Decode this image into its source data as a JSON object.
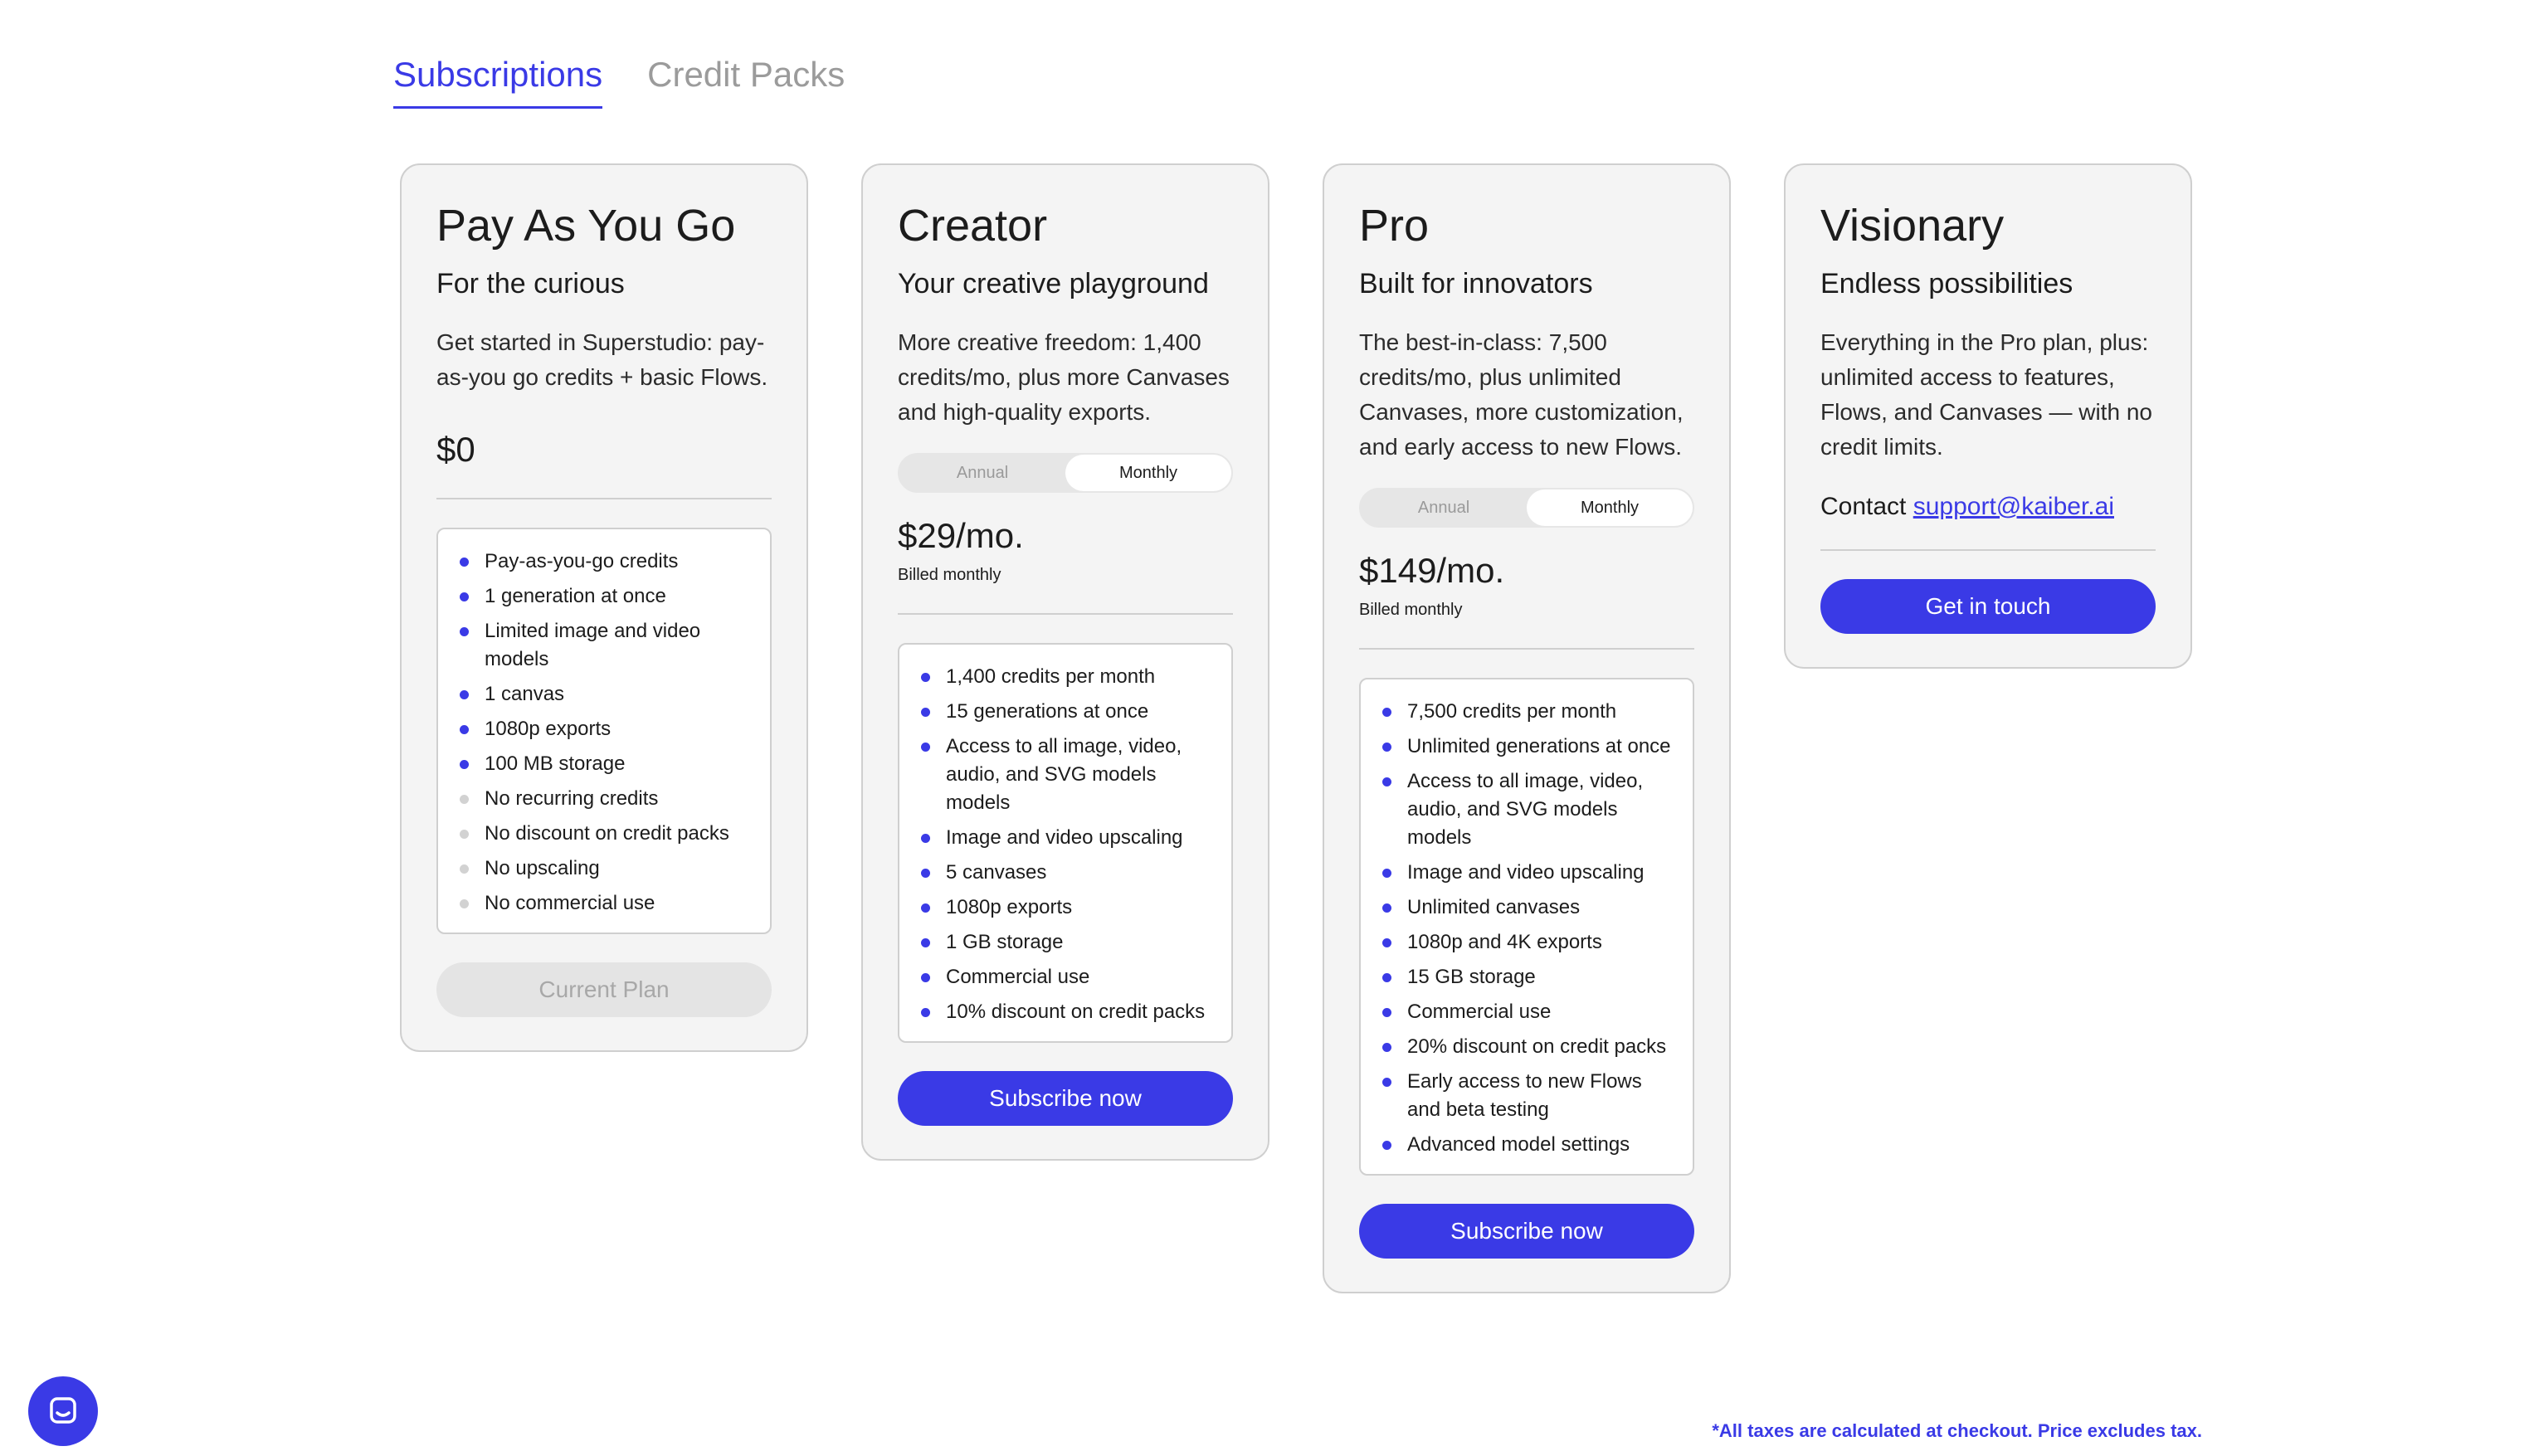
{
  "tabs": [
    {
      "label": "Subscriptions",
      "active": true
    },
    {
      "label": "Credit Packs",
      "active": false
    }
  ],
  "plans": [
    {
      "title": "Pay As You Go",
      "subtitle": "For the curious",
      "description": "Get started in Superstudio: pay-as-you go credits + basic Flows.",
      "price": "$0",
      "features": [
        {
          "text": "Pay-as-you-go credits",
          "included": true
        },
        {
          "text": "1 generation at once",
          "included": true
        },
        {
          "text": "Limited image and video models",
          "included": true
        },
        {
          "text": "1 canvas",
          "included": true
        },
        {
          "text": "1080p exports",
          "included": true
        },
        {
          "text": "100 MB storage",
          "included": true
        },
        {
          "text": "No recurring credits",
          "included": false
        },
        {
          "text": "No discount on credit packs",
          "included": false
        },
        {
          "text": "No upscaling",
          "included": false
        },
        {
          "text": "No commercial use",
          "included": false
        }
      ],
      "button": "Current Plan"
    },
    {
      "title": "Creator",
      "subtitle": "Your creative playground",
      "description": "More creative freedom: 1,400 credits/mo, plus more Canvases and high-quality exports.",
      "toggle": {
        "annual": "Annual",
        "monthly": "Monthly",
        "selected": "Monthly"
      },
      "price": "$29/mo.",
      "billed": "Billed monthly",
      "features": [
        "1,400 credits per month",
        "15 generations at once",
        "Access to all image, video, audio, and SVG models models",
        "Image and video upscaling",
        "5 canvases",
        "1080p exports",
        "1 GB storage",
        "Commercial use",
        "10% discount on credit packs"
      ],
      "button": "Subscribe now"
    },
    {
      "title": "Pro",
      "subtitle": "Built for innovators",
      "description": "The best-in-class: 7,500 credits/mo, plus unlimited Canvases, more customization, and early access to new Flows.",
      "toggle": {
        "annual": "Annual",
        "monthly": "Monthly",
        "selected": "Monthly"
      },
      "price": "$149/mo.",
      "billed": "Billed monthly",
      "features": [
        "7,500 credits per month",
        "Unlimited generations at once",
        "Access to all image, video, audio, and SVG models models",
        "Image and video upscaling",
        "Unlimited canvases",
        "1080p and 4K exports",
        "15 GB storage",
        "Commercial use",
        "20% discount on credit packs",
        "Early access to new Flows and beta testing",
        "Advanced model settings"
      ],
      "button": "Subscribe now"
    },
    {
      "title": "Visionary",
      "subtitle": "Endless possibilities",
      "description": "Everything in the Pro plan, plus: unlimited access to features, Flows, and Canvases — with no credit limits.",
      "contact_prefix": "Contact",
      "contact_email": "support@kaiber.ai",
      "button": "Get in touch"
    }
  ],
  "footnote": "*All taxes are calculated at checkout. Price excludes tax.",
  "chat_icon": "chat-bubble-icon",
  "colors": {
    "accent": "#3a3ae6",
    "card_bg": "#f4f4f4",
    "muted": "#d2d2d2"
  }
}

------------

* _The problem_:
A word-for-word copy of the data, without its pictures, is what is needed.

* _Answer for this exercise_:
Decode this image into its source data as a JSON object.
{
  "tabs": [
    {
      "label": "Subscriptions",
      "active": true
    },
    {
      "label": "Credit Packs",
      "active": false
    }
  ],
  "plans": [
    {
      "title": "Pay As You Go",
      "subtitle": "For the curious",
      "description": "Get started in Superstudio: pay-as-you go credits + basic Flows.",
      "price": "$0",
      "features": [
        {
          "text": "Pay-as-you-go credits",
          "included": true
        },
        {
          "text": "1 generation at once",
          "included": true
        },
        {
          "text": "Limited image and video models",
          "included": true
        },
        {
          "text": "1 canvas",
          "included": true
        },
        {
          "text": "1080p exports",
          "included": true
        },
        {
          "text": "100 MB storage",
          "included": true
        },
        {
          "text": "No recurring credits",
          "included": false
        },
        {
          "text": "No discount on credit packs",
          "included": false
        },
        {
          "text": "No upscaling",
          "included": false
        },
        {
          "text": "No commercial use",
          "included": false
        }
      ],
      "button": "Current Plan"
    },
    {
      "title": "Creator",
      "subtitle": "Your creative playground",
      "description": "More creative freedom: 1,400 credits/mo, plus more Canvases and high-quality exports.",
      "toggle": {
        "annual": "Annual",
        "monthly": "Monthly",
        "selected": "Monthly"
      },
      "price": "$29/mo.",
      "billed": "Billed monthly",
      "features": [
        "1,400 credits per month",
        "15 generations at once",
        "Access to all image, video, audio, and SVG models models",
        "Image and video upscaling",
        "5 canvases",
        "1080p exports",
        "1 GB storage",
        "Commercial use",
        "10% discount on credit packs"
      ],
      "button": "Subscribe now"
    },
    {
      "title": "Pro",
      "subtitle": "Built for innovators",
      "description": "The best-in-class: 7,500 credits/mo, plus unlimited Canvases, more customization, and early access to new Flows.",
      "toggle": {
        "annual": "Annual",
        "monthly": "Monthly",
        "selected": "Monthly"
      },
      "price": "$149/mo.",
      "billed": "Billed monthly",
      "features": [
        "7,500 credits per month",
        "Unlimited generations at once",
        "Access to all image, video, audio, and SVG models models",
        "Image and video upscaling",
        "Unlimited canvases",
        "1080p and 4K exports",
        "15 GB storage",
        "Commercial use",
        "20% discount on credit packs",
        "Early access to new Flows and beta testing",
        "Advanced model settings"
      ],
      "button": "Subscribe now"
    },
    {
      "title": "Visionary",
      "subtitle": "Endless possibilities",
      "description": "Everything in the Pro plan, plus: unlimited access to features, Flows, and Canvases — with no credit limits.",
      "contact_prefix": "Contact",
      "contact_email": "support@kaiber.ai",
      "button": "Get in touch"
    }
  ],
  "footnote": "*All taxes are calculated at checkout. Price excludes tax.",
  "chat_icon": "chat-bubble-icon",
  "colors": {
    "accent": "#3a3ae6",
    "card_bg": "#f4f4f4",
    "muted": "#d2d2d2"
  }
}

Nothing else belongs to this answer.